Mankind has been manipulating genetics since early civilizations realized that certain traits of crops, animals and humans themselves were hereditary. The modern-day mapping of all human genes raised the prospects of learning precisely which genes control which traits and then directly altering their DNA codes. After years of hit-and-miss efforts, a gene-editing system called Crispr that’s cheap, effective and easy to use promises to change our relationship with genetics — for better, worse or both. Its champions foresee using Crispr to control pests, increase food production and eliminate human diseases. They simultaneously worry that its use could unleash dangerous mutants, designer babies and new weapons of mass destruction.

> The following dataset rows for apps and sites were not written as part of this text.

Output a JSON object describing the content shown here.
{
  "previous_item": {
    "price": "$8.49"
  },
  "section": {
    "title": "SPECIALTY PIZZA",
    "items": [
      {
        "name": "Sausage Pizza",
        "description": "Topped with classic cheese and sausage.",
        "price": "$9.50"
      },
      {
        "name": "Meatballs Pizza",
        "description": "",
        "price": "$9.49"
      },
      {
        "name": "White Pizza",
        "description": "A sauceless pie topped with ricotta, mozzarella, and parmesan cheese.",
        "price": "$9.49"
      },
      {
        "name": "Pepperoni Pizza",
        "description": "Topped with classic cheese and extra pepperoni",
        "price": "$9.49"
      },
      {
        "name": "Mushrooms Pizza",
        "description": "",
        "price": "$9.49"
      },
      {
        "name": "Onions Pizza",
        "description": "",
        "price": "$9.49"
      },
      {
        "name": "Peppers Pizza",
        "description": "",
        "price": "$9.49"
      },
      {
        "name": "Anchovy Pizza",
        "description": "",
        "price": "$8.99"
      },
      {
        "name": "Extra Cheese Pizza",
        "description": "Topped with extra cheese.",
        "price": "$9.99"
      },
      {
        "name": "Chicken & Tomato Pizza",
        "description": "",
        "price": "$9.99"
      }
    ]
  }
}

By improving so-called gene drives, experimental systems that increase the chance a certain gene is inherited, Crispr might one day, for instance, ensure that mosquitos can no longer host the Zika virus. Yet theoretically, the modifications could also allow the bugs to spread a more harmful pathogen. Germline editing raises similar issues. Potentially, a genetic disease could be eliminated from a family forever. But if something goes wrong, the consequences are potentially eternal, too, affecting future generations who would not have given their consent to the intervention.